Work item
Every line containing the string "Rapporter" is to be copied from the records.

Data about app and page elements:
----
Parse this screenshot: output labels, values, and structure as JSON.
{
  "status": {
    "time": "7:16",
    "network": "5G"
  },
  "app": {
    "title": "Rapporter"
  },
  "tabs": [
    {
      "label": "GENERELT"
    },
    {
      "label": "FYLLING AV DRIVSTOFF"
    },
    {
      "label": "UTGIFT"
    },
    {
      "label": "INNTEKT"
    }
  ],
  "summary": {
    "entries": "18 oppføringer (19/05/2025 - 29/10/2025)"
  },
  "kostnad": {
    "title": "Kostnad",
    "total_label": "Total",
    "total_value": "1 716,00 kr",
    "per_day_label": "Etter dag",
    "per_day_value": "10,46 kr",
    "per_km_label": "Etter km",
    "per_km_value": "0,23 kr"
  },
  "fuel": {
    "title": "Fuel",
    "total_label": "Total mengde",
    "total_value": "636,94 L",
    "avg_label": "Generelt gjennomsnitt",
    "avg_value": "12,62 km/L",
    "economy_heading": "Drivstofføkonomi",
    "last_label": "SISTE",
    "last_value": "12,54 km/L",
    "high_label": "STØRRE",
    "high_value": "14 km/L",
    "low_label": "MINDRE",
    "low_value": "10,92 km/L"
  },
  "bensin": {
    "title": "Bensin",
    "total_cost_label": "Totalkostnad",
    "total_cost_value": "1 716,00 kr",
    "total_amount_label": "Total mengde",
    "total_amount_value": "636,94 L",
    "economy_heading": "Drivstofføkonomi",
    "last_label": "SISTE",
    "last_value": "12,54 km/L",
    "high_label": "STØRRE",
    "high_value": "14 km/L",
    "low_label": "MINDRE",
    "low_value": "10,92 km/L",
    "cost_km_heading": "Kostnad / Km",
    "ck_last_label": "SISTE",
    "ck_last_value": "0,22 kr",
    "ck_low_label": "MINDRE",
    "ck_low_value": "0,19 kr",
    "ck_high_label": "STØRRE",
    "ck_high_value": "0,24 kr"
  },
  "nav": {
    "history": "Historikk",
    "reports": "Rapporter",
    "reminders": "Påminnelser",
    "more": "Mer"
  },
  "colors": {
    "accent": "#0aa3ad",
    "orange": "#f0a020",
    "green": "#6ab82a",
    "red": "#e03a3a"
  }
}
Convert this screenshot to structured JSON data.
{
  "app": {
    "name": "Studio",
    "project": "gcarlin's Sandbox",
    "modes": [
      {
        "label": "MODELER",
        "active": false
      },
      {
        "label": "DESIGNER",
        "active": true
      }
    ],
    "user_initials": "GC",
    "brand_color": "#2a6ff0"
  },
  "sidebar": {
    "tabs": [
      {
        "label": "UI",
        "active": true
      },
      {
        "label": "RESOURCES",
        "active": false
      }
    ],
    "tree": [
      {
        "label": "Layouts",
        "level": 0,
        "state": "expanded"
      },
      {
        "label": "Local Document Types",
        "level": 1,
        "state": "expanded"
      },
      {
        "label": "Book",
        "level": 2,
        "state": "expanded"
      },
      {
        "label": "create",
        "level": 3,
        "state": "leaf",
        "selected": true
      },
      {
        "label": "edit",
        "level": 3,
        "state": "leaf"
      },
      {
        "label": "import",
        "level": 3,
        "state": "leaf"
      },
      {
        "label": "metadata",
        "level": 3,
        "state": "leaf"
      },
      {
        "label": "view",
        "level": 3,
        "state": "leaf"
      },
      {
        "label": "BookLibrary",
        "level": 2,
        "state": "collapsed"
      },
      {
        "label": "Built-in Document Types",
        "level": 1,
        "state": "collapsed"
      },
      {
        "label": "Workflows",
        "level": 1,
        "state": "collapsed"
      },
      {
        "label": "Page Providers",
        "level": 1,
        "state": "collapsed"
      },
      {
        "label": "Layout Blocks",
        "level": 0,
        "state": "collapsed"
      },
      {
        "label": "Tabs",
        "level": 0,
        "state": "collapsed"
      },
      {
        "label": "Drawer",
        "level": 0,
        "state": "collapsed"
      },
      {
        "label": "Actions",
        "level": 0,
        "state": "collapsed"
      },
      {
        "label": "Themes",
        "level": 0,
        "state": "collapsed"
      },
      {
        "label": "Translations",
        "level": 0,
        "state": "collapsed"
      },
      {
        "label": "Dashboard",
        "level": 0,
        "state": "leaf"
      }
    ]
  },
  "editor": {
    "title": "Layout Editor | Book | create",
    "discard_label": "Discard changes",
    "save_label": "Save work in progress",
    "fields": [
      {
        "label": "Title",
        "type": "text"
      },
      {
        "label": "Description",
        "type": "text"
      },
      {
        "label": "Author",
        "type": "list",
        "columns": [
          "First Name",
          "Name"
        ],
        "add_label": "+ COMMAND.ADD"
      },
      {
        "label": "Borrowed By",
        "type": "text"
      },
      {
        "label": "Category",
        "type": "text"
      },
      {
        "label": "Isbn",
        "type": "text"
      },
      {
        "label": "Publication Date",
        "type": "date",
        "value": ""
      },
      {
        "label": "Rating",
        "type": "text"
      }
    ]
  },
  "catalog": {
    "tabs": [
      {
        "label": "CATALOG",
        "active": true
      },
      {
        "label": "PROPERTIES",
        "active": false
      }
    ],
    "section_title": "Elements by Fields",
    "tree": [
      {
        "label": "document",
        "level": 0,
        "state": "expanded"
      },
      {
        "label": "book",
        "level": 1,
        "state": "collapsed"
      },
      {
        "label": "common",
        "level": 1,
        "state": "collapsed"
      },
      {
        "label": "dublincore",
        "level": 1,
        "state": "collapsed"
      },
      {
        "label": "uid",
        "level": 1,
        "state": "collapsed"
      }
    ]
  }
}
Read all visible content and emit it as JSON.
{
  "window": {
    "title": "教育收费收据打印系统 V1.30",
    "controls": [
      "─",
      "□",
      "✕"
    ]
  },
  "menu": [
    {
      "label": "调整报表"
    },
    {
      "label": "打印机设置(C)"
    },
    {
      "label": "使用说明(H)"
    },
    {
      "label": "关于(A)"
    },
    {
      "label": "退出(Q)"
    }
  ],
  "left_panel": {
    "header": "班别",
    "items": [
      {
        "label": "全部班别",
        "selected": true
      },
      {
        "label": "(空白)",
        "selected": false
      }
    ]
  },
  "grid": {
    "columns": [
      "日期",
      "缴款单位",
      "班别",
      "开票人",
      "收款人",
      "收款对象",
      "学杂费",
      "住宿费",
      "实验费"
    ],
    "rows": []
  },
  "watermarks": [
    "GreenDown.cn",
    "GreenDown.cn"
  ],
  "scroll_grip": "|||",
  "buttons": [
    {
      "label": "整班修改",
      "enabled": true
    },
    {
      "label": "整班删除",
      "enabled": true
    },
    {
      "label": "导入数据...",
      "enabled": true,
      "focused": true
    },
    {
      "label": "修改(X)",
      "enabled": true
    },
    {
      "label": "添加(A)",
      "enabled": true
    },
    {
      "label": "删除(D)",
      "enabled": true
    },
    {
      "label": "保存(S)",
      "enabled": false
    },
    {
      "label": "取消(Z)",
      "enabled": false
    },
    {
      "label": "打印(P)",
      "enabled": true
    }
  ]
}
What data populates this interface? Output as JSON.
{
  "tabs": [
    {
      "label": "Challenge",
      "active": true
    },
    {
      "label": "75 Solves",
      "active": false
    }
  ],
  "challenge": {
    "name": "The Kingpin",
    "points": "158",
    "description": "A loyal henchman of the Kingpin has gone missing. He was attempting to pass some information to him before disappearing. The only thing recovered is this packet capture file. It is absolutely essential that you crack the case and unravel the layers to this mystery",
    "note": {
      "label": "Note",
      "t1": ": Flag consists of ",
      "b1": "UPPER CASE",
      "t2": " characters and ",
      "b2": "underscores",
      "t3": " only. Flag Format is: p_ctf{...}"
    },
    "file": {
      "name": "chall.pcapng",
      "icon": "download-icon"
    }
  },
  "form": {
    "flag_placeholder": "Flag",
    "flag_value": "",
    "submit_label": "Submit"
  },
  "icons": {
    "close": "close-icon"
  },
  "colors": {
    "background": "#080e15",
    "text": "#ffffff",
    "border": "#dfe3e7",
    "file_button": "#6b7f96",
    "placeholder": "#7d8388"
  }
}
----
Exercise solution
    "title": "Rapporter"
    "reports": "Rapporter",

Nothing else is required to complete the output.